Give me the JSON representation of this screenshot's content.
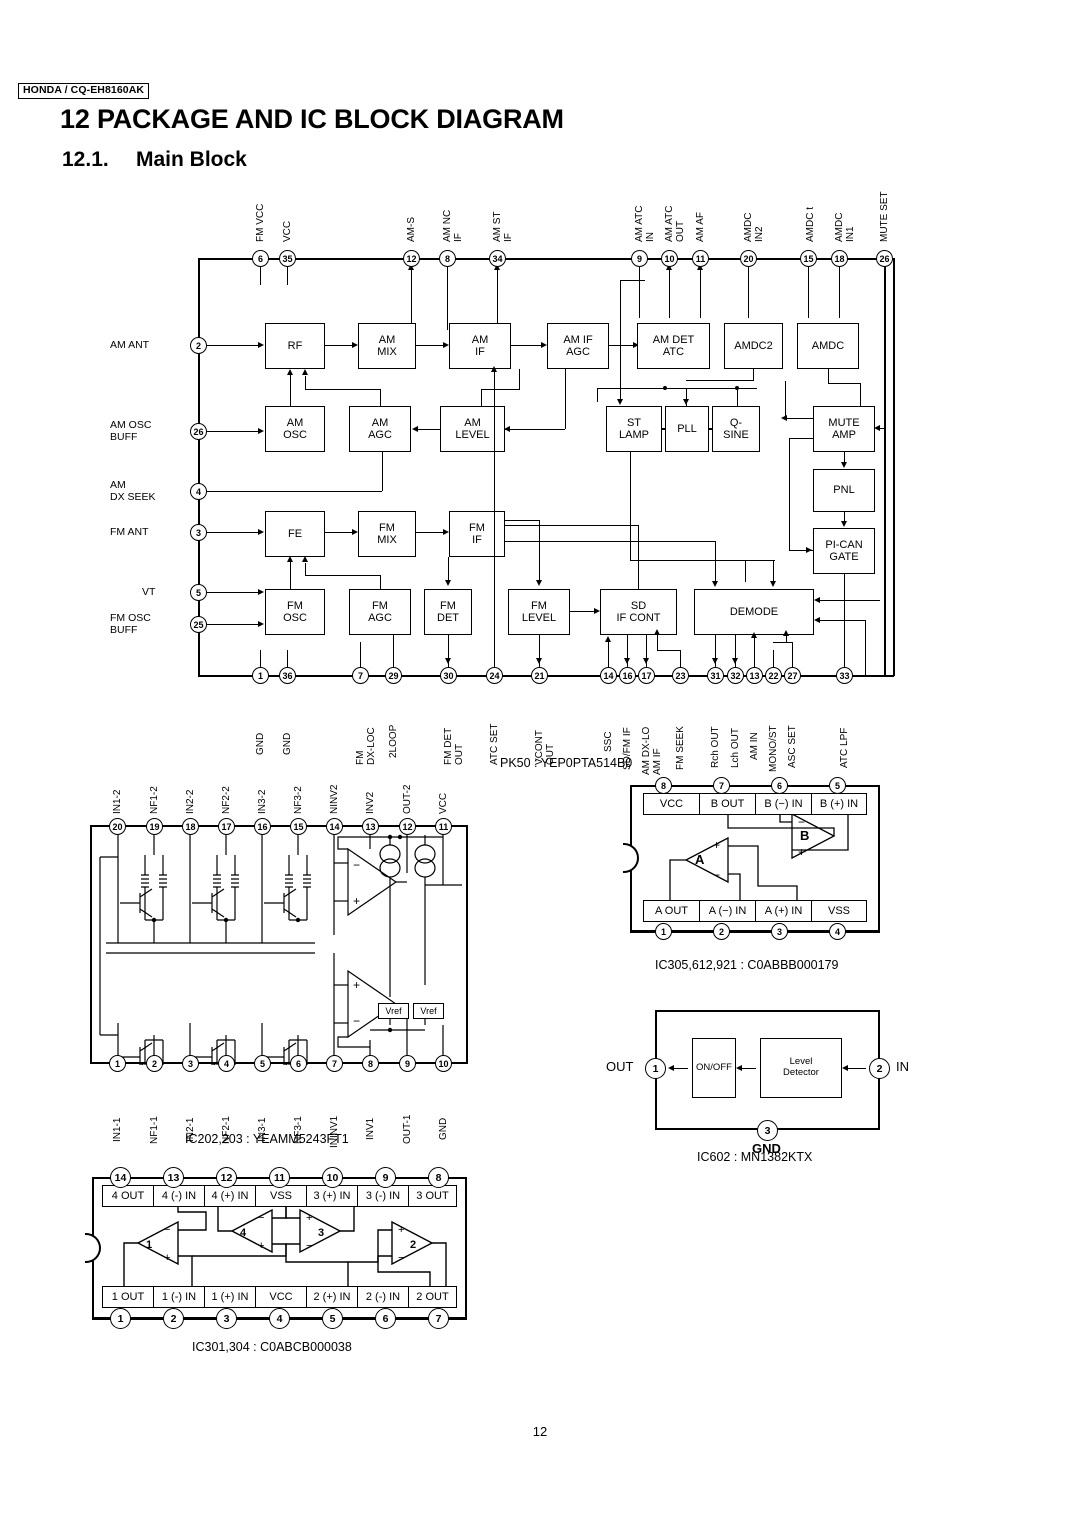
{
  "header": {
    "model": "HONDA / CQ-EH8160AK",
    "chapter_number": "12",
    "chapter_title": "PACKAGE AND IC BLOCK DIAGRAM",
    "section_number": "12.1.",
    "section_title": "Main Block"
  },
  "page_number": "12",
  "main_block": {
    "caption": "PK50 : YEP0PTA514B0",
    "top_pins": [
      {
        "num": "6",
        "label": "FM VCC"
      },
      {
        "num": "35",
        "label": "VCC"
      },
      {
        "num": "12",
        "label": "AM-S"
      },
      {
        "num": "8",
        "label": "AM NC\nIF"
      },
      {
        "num": "34",
        "label": "AM ST\nIF"
      },
      {
        "num": "9",
        "label": "AM ATC\nIN"
      },
      {
        "num": "10",
        "label": "AM ATC\nOUT"
      },
      {
        "num": "11",
        "label": "AM AF"
      },
      {
        "num": "20",
        "label": "AMDC\nIN2"
      },
      {
        "num": "15",
        "label": "AMDC t"
      },
      {
        "num": "18",
        "label": "AMDC\nIN1"
      },
      {
        "num": "26",
        "label": "MUTE SET"
      }
    ],
    "left_pins": [
      {
        "num": "2",
        "label": "AM ANT"
      },
      {
        "num": "26",
        "label": "AM OSC\nBUFF"
      },
      {
        "num": "4",
        "label": "AM\nDX SEEK"
      },
      {
        "num": "3",
        "label": "FM ANT"
      },
      {
        "num": "5",
        "label": "VT"
      },
      {
        "num": "25",
        "label": "FM OSC\nBUFF"
      }
    ],
    "bottom_pins": [
      {
        "num": "1",
        "label": "GND"
      },
      {
        "num": "36",
        "label": "GND"
      },
      {
        "num": "7",
        "label": "FM\nDX-LOC"
      },
      {
        "num": "29",
        "label": "2LOOP"
      },
      {
        "num": "30",
        "label": "FM DET\nOUT"
      },
      {
        "num": "24",
        "label": "ATC SET"
      },
      {
        "num": "21",
        "label": "VCONT\nOUT"
      },
      {
        "num": "14",
        "label": "SSC"
      },
      {
        "num": "16",
        "label": "SD/FM IF"
      },
      {
        "num": "17",
        "label": "AM DX-LO\nAM IF"
      },
      {
        "num": "23",
        "label": "FM SEEK"
      },
      {
        "num": "31",
        "label": "Rch OUT"
      },
      {
        "num": "32",
        "label": "Lch OUT"
      },
      {
        "num": "13",
        "label": "AM IN"
      },
      {
        "num": "22",
        "label": "MONO/ST"
      },
      {
        "num": "27",
        "label": "ASC SET"
      },
      {
        "num": "33",
        "label": "ATC LPF"
      }
    ],
    "blocks": [
      {
        "id": "rf",
        "label": "RF"
      },
      {
        "id": "am_mix",
        "label": "AM\nMIX"
      },
      {
        "id": "am_if",
        "label": "AM\nIF"
      },
      {
        "id": "am_if_agc",
        "label": "AM IF\nAGC"
      },
      {
        "id": "am_det_atc",
        "label": "AM DET\nATC"
      },
      {
        "id": "amdc2",
        "label": "AMDC2"
      },
      {
        "id": "amdc",
        "label": "AMDC"
      },
      {
        "id": "am_osc",
        "label": "AM\nOSC"
      },
      {
        "id": "am_agc",
        "label": "AM\nAGC"
      },
      {
        "id": "am_level",
        "label": "AM\nLEVEL"
      },
      {
        "id": "st_lamp",
        "label": "ST\nLAMP"
      },
      {
        "id": "pll",
        "label": "PLL"
      },
      {
        "id": "q_sine",
        "label": "Q-\nSINE"
      },
      {
        "id": "mute_amp",
        "label": "MUTE\nAMP"
      },
      {
        "id": "pnl",
        "label": "PNL"
      },
      {
        "id": "pi_can_gate",
        "label": "PI-CAN\nGATE"
      },
      {
        "id": "fe",
        "label": "FE"
      },
      {
        "id": "fm_mix",
        "label": "FM\nMIX"
      },
      {
        "id": "fm_if",
        "label": "FM\nIF"
      },
      {
        "id": "fm_osc",
        "label": "FM\nOSC"
      },
      {
        "id": "fm_agc",
        "label": "FM\nAGC"
      },
      {
        "id": "fm_det",
        "label": "FM\nDET"
      },
      {
        "id": "fm_level",
        "label": "FM\nLEVEL"
      },
      {
        "id": "sd_if_cont",
        "label": "SD\nIF CONT"
      },
      {
        "id": "demode",
        "label": "DEMODE"
      }
    ]
  },
  "ic202": {
    "caption": "IC202,203 : YEAMM5243FT1",
    "top_pins": [
      {
        "num": "20",
        "label": "IN1-2"
      },
      {
        "num": "19",
        "label": "NF1-2"
      },
      {
        "num": "18",
        "label": "IN2-2"
      },
      {
        "num": "17",
        "label": "NF2-2"
      },
      {
        "num": "16",
        "label": "IN3-2"
      },
      {
        "num": "15",
        "label": "NF3-2"
      },
      {
        "num": "14",
        "label": "NINV2"
      },
      {
        "num": "13",
        "label": "INV2"
      },
      {
        "num": "12",
        "label": "OUT-2"
      },
      {
        "num": "11",
        "label": "VCC"
      }
    ],
    "bottom_pins": [
      {
        "num": "1",
        "label": "IN1-1"
      },
      {
        "num": "2",
        "label": "NF1-1"
      },
      {
        "num": "3",
        "label": "IN2-1"
      },
      {
        "num": "4",
        "label": "NF2-1"
      },
      {
        "num": "5",
        "label": "IN3-1"
      },
      {
        "num": "6",
        "label": "NF3-1"
      },
      {
        "num": "7",
        "label": "ININV1"
      },
      {
        "num": "8",
        "label": "INV1"
      },
      {
        "num": "9",
        "label": "OUT-1"
      },
      {
        "num": "10",
        "label": "GND"
      }
    ],
    "vref_label": "Vref"
  },
  "ic305": {
    "caption": "IC305,612,921 : C0ABBB000179",
    "top_pins": [
      {
        "num": "8",
        "label": "VCC"
      },
      {
        "num": "7",
        "label": "B  OUT"
      },
      {
        "num": "6",
        "label": "B (−) IN"
      },
      {
        "num": "5",
        "label": "B (+) IN"
      }
    ],
    "bottom_pins": [
      {
        "num": "1",
        "label": "A  OUT"
      },
      {
        "num": "2",
        "label": "A (−) IN"
      },
      {
        "num": "3",
        "label": "A (+) IN"
      },
      {
        "num": "4",
        "label": "VSS"
      }
    ],
    "amps": [
      {
        "id": "a",
        "label": "A"
      },
      {
        "id": "b",
        "label": "B"
      }
    ]
  },
  "ic602": {
    "caption": "IC602 : MN1382KTX",
    "pins": [
      {
        "num": "1",
        "label": "OUT"
      },
      {
        "num": "2",
        "label": "IN"
      },
      {
        "num": "3",
        "label": "GND"
      }
    ],
    "blocks": [
      {
        "id": "onoff",
        "label": "ON/OFF"
      },
      {
        "id": "level_detector",
        "label": "Level\nDetector"
      }
    ]
  },
  "ic301": {
    "caption": "IC301,304 : C0ABCB000038",
    "top_pins": [
      {
        "num": "14",
        "label": "4 OUT"
      },
      {
        "num": "13",
        "label": "4 (-) IN"
      },
      {
        "num": "12",
        "label": "4 (+) IN"
      },
      {
        "num": "11",
        "label": "VSS"
      },
      {
        "num": "10",
        "label": "3 (+) IN"
      },
      {
        "num": "9",
        "label": "3 (-) IN"
      },
      {
        "num": "8",
        "label": "3 OUT"
      }
    ],
    "bottom_pins": [
      {
        "num": "1",
        "label": "1 OUT"
      },
      {
        "num": "2",
        "label": "1 (-) IN"
      },
      {
        "num": "3",
        "label": "1 (+) IN"
      },
      {
        "num": "4",
        "label": "VCC"
      },
      {
        "num": "5",
        "label": "2 (+) IN"
      },
      {
        "num": "6",
        "label": "2 (-) IN"
      },
      {
        "num": "7",
        "label": "2 OUT"
      }
    ],
    "amps": [
      {
        "id": "a1",
        "label": "1"
      },
      {
        "id": "a2",
        "label": "2"
      },
      {
        "id": "a3",
        "label": "3"
      },
      {
        "id": "a4",
        "label": "4"
      }
    ]
  }
}
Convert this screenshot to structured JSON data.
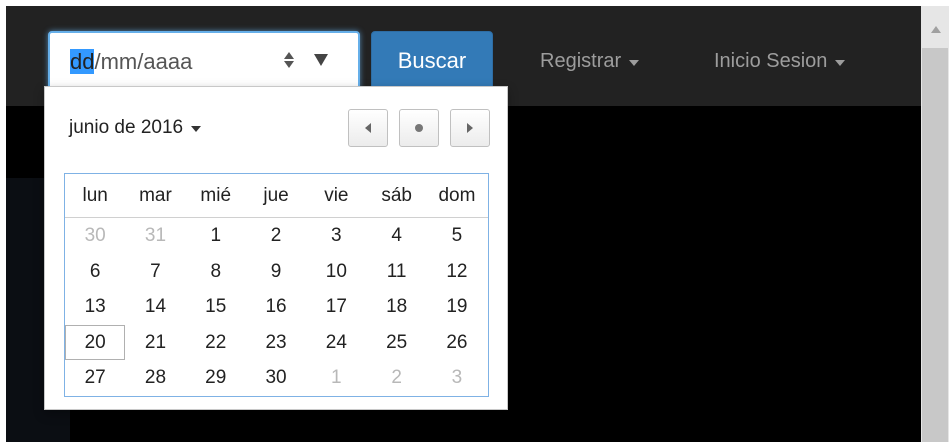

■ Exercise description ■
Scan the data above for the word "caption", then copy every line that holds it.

■ Exercise result ■
    "caption": "PK50 : YEP0PTA514B0",
    "caption": "IC202,203 : YEAMM5243FT1",
    "caption": "IC305,612,921 : C0ABBB000179",
    "caption": "IC602 : MN1382KTX",
    "caption": "IC301,304 : C0ABCB000038",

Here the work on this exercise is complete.